*** Opening of Data for this task ***
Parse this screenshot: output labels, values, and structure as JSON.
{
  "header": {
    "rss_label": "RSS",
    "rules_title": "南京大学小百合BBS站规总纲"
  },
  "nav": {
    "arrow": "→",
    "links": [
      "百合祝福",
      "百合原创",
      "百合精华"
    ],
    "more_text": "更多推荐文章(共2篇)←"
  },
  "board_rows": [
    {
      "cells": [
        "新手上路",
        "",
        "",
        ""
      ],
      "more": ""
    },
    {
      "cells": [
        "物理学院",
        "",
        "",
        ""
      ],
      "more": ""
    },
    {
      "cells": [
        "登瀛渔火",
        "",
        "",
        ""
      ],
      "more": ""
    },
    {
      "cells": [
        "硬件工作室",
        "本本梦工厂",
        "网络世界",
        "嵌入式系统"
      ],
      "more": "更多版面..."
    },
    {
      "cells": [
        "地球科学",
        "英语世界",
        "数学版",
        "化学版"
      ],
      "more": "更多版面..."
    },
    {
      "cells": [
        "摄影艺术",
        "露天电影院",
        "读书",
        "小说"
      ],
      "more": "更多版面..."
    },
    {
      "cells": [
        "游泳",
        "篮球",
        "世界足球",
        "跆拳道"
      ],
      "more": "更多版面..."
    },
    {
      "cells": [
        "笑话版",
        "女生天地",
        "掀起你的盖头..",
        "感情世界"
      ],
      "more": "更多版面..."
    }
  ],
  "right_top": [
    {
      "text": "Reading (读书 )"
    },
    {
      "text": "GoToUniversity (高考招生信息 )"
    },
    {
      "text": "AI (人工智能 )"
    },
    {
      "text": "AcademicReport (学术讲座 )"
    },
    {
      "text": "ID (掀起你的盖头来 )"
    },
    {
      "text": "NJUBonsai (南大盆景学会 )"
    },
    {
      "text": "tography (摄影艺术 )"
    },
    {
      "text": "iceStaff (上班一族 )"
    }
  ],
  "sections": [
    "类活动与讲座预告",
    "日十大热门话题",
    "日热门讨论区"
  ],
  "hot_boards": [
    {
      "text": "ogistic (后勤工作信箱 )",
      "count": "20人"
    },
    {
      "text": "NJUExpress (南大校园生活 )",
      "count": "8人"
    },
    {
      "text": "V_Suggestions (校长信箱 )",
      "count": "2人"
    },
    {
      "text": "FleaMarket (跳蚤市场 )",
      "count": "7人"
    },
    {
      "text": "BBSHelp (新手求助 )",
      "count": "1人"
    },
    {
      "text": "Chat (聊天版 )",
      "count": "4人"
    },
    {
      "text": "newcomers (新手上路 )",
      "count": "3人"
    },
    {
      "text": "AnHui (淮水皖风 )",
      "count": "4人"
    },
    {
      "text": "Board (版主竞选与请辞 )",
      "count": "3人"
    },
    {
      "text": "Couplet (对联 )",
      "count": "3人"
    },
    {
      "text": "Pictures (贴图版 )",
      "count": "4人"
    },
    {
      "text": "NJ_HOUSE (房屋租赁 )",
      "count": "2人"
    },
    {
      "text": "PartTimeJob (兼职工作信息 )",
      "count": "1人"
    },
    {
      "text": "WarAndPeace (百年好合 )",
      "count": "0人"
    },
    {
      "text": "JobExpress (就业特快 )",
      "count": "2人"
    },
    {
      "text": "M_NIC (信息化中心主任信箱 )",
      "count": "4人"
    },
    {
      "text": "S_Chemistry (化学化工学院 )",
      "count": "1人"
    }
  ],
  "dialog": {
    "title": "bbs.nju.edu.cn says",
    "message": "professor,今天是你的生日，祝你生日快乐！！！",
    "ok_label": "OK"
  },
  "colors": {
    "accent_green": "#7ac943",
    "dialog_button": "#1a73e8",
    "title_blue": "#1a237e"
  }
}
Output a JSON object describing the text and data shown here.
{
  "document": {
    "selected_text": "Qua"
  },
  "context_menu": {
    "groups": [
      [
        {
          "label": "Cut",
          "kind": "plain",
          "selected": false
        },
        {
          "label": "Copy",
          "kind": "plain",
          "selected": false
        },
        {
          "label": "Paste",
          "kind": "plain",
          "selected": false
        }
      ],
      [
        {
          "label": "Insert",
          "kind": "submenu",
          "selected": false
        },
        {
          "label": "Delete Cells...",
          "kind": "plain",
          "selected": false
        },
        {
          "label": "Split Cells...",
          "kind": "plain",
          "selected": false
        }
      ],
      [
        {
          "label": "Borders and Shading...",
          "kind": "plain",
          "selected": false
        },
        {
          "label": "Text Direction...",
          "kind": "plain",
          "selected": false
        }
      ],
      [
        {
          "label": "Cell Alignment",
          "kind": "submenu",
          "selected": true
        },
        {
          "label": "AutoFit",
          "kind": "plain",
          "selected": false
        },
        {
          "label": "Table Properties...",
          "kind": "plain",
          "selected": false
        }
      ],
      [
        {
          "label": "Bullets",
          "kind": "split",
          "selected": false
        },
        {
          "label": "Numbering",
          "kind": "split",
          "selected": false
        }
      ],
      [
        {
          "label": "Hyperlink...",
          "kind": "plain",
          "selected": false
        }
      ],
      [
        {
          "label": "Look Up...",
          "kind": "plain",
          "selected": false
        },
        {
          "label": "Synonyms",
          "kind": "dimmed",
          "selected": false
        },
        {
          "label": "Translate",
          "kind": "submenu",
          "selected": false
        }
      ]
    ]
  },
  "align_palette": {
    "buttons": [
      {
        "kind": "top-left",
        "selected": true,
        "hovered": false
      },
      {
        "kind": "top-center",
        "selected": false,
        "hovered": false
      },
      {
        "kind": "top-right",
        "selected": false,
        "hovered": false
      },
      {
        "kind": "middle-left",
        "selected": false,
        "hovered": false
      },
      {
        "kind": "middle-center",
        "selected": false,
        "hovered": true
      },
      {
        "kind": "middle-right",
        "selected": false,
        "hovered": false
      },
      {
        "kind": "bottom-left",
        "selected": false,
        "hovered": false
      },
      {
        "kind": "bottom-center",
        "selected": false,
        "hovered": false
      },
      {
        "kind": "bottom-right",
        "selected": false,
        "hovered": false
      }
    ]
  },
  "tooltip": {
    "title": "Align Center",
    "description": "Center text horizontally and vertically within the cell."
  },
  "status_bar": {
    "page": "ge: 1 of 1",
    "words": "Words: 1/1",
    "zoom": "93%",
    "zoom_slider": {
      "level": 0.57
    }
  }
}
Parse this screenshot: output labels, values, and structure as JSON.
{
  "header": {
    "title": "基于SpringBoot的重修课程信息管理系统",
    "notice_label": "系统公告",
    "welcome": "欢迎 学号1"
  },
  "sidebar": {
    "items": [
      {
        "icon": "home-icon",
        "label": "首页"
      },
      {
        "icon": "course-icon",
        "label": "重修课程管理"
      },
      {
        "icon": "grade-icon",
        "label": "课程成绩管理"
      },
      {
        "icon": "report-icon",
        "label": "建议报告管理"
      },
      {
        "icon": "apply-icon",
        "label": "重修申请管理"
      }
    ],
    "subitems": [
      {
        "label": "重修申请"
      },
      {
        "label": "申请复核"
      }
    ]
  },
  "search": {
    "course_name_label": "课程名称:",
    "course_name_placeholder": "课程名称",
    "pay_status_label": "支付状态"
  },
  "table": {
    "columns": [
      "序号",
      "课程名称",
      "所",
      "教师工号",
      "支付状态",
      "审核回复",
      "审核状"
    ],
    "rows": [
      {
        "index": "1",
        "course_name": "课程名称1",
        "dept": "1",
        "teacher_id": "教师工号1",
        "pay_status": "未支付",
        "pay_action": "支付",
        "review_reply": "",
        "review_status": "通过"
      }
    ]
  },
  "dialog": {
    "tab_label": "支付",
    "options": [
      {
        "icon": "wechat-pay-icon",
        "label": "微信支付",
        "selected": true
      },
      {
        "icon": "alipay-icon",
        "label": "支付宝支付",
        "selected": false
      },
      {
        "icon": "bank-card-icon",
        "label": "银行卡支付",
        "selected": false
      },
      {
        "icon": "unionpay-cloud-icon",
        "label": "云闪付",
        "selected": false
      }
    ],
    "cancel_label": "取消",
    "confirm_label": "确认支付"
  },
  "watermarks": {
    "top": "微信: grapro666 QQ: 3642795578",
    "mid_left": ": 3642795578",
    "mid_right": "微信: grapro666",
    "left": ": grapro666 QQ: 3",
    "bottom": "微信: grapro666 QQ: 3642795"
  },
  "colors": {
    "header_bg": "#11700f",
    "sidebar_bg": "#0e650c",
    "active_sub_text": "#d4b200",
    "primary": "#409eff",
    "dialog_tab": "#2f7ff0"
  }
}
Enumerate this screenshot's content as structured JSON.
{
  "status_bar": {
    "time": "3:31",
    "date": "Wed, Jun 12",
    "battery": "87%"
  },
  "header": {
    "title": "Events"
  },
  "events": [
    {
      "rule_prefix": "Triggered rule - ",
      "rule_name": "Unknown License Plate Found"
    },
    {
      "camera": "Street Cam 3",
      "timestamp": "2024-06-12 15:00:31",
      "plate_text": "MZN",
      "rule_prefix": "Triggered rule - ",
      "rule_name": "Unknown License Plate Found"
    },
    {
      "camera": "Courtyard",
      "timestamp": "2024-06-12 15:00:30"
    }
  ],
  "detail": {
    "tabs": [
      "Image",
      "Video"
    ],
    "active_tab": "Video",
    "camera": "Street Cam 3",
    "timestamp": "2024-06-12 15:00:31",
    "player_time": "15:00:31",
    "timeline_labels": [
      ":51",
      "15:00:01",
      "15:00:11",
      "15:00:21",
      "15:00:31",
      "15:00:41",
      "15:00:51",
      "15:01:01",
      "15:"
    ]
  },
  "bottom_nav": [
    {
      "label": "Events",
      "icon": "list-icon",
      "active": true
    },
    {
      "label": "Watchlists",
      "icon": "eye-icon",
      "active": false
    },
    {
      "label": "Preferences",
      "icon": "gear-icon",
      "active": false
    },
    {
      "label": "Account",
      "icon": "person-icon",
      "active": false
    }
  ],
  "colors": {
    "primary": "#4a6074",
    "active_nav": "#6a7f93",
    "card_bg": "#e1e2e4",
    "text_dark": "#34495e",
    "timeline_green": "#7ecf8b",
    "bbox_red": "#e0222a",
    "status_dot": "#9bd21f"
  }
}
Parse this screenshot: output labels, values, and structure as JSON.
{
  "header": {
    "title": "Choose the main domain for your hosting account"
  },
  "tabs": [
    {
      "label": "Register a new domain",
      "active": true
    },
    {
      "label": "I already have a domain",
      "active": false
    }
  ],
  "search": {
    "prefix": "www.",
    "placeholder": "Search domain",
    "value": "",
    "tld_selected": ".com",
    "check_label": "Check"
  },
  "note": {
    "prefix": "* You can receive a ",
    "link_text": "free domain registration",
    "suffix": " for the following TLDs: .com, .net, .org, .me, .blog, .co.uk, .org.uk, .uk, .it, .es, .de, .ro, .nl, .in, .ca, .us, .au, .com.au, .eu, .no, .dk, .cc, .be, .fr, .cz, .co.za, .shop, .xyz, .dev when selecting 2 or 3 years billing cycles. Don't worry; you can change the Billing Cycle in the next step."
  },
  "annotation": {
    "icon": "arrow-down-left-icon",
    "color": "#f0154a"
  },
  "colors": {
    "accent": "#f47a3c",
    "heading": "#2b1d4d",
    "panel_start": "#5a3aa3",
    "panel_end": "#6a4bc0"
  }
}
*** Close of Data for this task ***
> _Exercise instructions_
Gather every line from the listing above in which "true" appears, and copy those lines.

> _Answer to this exercise_
          "selected": true
        "selected": true,
        "hovered": true
        "selected": true
      "active": true
      "active": true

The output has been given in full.